:: Collection entries ::
=== Section Start ===

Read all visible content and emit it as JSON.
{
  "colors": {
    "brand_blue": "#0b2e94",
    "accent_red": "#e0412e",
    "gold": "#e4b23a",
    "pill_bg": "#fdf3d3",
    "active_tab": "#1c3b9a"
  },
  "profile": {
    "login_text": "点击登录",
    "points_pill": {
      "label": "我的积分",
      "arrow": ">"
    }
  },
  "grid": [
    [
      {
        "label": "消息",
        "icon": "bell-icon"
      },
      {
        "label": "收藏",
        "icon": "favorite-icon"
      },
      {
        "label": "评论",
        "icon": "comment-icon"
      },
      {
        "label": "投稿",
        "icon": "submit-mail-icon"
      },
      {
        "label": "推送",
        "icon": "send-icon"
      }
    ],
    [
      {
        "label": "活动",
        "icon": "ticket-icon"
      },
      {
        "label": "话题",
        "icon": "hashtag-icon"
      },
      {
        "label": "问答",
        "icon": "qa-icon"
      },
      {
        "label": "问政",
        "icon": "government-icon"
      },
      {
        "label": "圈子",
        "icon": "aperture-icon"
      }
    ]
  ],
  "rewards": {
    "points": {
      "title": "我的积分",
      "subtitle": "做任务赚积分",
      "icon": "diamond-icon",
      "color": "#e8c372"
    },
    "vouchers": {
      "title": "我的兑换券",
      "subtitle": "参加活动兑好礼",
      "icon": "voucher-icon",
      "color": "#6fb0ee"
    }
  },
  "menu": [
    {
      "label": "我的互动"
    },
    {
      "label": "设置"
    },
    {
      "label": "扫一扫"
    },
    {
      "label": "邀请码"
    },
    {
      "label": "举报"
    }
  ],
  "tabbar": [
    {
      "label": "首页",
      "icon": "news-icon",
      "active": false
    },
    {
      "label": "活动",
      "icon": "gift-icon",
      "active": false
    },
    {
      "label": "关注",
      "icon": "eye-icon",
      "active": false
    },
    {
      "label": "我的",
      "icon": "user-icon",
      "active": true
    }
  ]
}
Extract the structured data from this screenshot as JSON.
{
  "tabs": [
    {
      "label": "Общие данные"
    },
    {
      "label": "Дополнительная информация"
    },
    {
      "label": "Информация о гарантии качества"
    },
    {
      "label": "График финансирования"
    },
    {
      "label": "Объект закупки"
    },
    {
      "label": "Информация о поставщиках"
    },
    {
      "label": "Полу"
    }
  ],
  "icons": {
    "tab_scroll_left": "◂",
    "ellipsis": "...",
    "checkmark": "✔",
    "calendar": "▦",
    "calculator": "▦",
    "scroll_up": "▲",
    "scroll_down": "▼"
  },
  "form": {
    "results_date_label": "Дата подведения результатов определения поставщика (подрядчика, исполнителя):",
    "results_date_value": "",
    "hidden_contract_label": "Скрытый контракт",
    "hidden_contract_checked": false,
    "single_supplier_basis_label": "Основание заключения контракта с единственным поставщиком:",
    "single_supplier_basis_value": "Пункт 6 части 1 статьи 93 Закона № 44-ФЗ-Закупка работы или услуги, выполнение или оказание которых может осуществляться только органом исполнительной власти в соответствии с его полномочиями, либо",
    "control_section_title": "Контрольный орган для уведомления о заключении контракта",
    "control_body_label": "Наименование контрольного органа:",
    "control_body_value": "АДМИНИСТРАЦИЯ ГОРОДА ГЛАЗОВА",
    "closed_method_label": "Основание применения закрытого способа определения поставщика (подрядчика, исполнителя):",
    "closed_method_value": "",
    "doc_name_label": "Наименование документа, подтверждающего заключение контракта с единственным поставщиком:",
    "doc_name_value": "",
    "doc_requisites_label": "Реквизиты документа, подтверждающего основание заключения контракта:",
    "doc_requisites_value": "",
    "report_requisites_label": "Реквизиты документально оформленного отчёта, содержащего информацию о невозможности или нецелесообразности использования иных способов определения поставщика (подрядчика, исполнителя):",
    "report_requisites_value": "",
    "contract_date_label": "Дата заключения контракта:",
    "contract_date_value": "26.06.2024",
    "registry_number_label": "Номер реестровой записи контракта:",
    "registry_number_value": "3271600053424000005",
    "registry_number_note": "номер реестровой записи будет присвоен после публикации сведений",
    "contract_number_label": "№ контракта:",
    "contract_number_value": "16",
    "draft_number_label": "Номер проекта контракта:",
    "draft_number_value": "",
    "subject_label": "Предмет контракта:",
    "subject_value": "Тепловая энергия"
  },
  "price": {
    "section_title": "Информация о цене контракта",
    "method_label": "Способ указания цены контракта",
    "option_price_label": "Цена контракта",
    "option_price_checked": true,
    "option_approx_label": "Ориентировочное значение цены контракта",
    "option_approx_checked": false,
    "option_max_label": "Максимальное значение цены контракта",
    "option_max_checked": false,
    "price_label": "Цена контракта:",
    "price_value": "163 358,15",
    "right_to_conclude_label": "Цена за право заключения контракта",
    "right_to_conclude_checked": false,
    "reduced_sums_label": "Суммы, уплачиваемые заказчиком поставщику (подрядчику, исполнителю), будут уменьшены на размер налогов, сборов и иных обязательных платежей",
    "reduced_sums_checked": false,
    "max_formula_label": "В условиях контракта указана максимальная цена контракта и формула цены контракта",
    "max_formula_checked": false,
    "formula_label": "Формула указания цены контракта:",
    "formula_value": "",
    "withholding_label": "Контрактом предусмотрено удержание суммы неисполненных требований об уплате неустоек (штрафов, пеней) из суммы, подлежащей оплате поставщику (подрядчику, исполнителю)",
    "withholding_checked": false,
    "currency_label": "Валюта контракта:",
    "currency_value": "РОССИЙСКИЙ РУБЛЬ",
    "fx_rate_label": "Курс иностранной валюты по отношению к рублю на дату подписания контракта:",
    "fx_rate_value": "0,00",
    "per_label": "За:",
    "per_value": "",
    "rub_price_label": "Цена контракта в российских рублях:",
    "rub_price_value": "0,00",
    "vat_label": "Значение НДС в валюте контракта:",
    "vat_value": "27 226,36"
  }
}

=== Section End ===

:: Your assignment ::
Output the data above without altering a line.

:: Response ::
Read all visible content and emit it as JSON.
{
  "colors": {
    "brand_blue": "#0b2e94",
    "accent_red": "#e0412e",
    "gold": "#e4b23a",
    "pill_bg": "#fdf3d3",
    "active_tab": "#1c3b9a"
  },
  "profile": {
    "login_text": "点击登录",
    "points_pill": {
      "label": "我的积分",
      "arrow": ">"
    }
  },
  "grid": [
    [
      {
        "label": "消息",
        "icon": "bell-icon"
      },
      {
        "label": "收藏",
        "icon": "favorite-icon"
      },
      {
        "label": "评论",
        "icon": "comment-icon"
      },
      {
        "label": "投稿",
        "icon": "submit-mail-icon"
      },
      {
        "label": "推送",
        "icon": "send-icon"
      }
    ],
    [
      {
        "label": "活动",
        "icon": "ticket-icon"
      },
      {
        "label": "话题",
        "icon": "hashtag-icon"
      },
      {
        "label": "问答",
        "icon": "qa-icon"
      },
      {
        "label": "问政",
        "icon": "government-icon"
      },
      {
        "label": "圈子",
        "icon": "aperture-icon"
      }
    ]
  ],
  "rewards": {
    "points": {
      "title": "我的积分",
      "subtitle": "做任务赚积分",
      "icon": "diamond-icon",
      "color": "#e8c372"
    },
    "vouchers": {
      "title": "我的兑换券",
      "subtitle": "参加活动兑好礼",
      "icon": "voucher-icon",
      "color": "#6fb0ee"
    }
  },
  "menu": [
    {
      "label": "我的互动"
    },
    {
      "label": "设置"
    },
    {
      "label": "扫一扫"
    },
    {
      "label": "邀请码"
    },
    {
      "label": "举报"
    }
  ],
  "tabbar": [
    {
      "label": "首页",
      "icon": "news-icon",
      "active": false
    },
    {
      "label": "活动",
      "icon": "gift-icon",
      "active": false
    },
    {
      "label": "关注",
      "icon": "eye-icon",
      "active": false
    },
    {
      "label": "我的",
      "icon": "user-icon",
      "active": true
    }
  ]
}
Extract the structured data from this screenshot as JSON.
{
  "tabs": [
    {
      "label": "Общие данные"
    },
    {
      "label": "Дополнительная информация"
    },
    {
      "label": "Информация о гарантии качества"
    },
    {
      "label": "График финансирования"
    },
    {
      "label": "Объект закупки"
    },
    {
      "label": "Информация о поставщиках"
    },
    {
      "label": "Полу"
    }
  ],
  "icons": {
    "tab_scroll_left": "◂",
    "ellipsis": "...",
    "checkmark": "✔",
    "calendar": "▦",
    "calculator": "▦",
    "scroll_up": "▲",
    "scroll_down": "▼"
  },
  "form": {
    "results_date_label": "Дата подведения результатов определения поставщика (подрядчика, исполнителя):",
    "results_date_value": "",
    "hidden_contract_label": "Скрытый контракт",
    "hidden_contract_checked": false,
    "single_supplier_basis_label": "Основание заключения контракта с единственным поставщиком:",
    "single_supplier_basis_value": "Пункт 6 части 1 статьи 93 Закона № 44-ФЗ-Закупка работы или услуги, выполнение или оказание которых может осуществляться только органом исполнительной власти в соответствии с его полномочиями, либо",
    "control_section_title": "Контрольный орган для уведомления о заключении контракта",
    "control_body_label": "Наименование контрольного органа:",
    "control_body_value": "АДМИНИСТРАЦИЯ ГОРОДА ГЛАЗОВА",
    "closed_method_label": "Основание применения закрытого способа определения поставщика (подрядчика, исполнителя):",
    "closed_method_value": "",
    "doc_name_label": "Наименование документа, подтверждающего заключение контракта с единственным поставщиком:",
    "doc_name_value": "",
    "doc_requisites_label": "Реквизиты документа, подтверждающего основание заключения контракта:",
    "doc_requisites_value": "",
    "report_requisites_label": "Реквизиты документально оформленного отчёта, содержащего информацию о невозможности или нецелесообразности использования иных способов определения поставщика (подрядчика, исполнителя):",
    "report_requisites_value": "",
    "contract_date_label": "Дата заключения контракта:",
    "contract_date_value": "26.06.2024",
    "registry_number_label": "Номер реестровой записи контракта:",
    "registry_number_value": "3271600053424000005",
    "registry_number_note": "номер реестровой записи будет присвоен после публикации сведений",
    "contract_number_label": "№ контракта:",
    "contract_number_value": "16",
    "draft_number_label": "Номер проекта контракта:",
    "draft_number_value": "",
    "subject_label": "Предмет контракта:",
    "subject_value": "Тепловая энергия"
  },
  "price": {
    "section_title": "Информация о цене контракта",
    "method_label": "Способ указания цены контракта",
    "option_price_label": "Цена контракта",
    "option_price_checked": true,
    "option_approx_label": "Ориентировочное значение цены контракта",
    "option_approx_checked": false,
    "option_max_label": "Максимальное значение цены контракта",
    "option_max_checked": false,
    "price_label": "Цена контракта:",
    "price_value": "163 358,15",
    "right_to_conclude_label": "Цена за право заключения контракта",
    "right_to_conclude_checked": false,
    "reduced_sums_label": "Суммы, уплачиваемые заказчиком поставщику (подрядчику, исполнителю), будут уменьшены на размер налогов, сборов и иных обязательных платежей",
    "reduced_sums_checked": false,
    "max_formula_label": "В условиях контракта указана максимальная цена контракта и формула цены контракта",
    "max_formula_checked": false,
    "formula_label": "Формула указания цены контракта:",
    "formula_value": "",
    "withholding_label": "Контрактом предусмотрено удержание суммы неисполненных требований об уплате неустоек (штрафов, пеней) из суммы, подлежащей оплате поставщику (подрядчику, исполнителю)",
    "withholding_checked": false,
    "currency_label": "Валюта контракта:",
    "currency_value": "РОССИЙСКИЙ РУБЛЬ",
    "fx_rate_label": "Курс иностранной валюты по отношению к рублю на дату подписания контракта:",
    "fx_rate_value": "0,00",
    "per_label": "За:",
    "per_value": "",
    "rub_price_label": "Цена контракта в российских рублях:",
    "rub_price_value": "0,00",
    "vat_label": "Значение НДС в валюте контракта:",
    "vat_value": "27 226,36"
  }
}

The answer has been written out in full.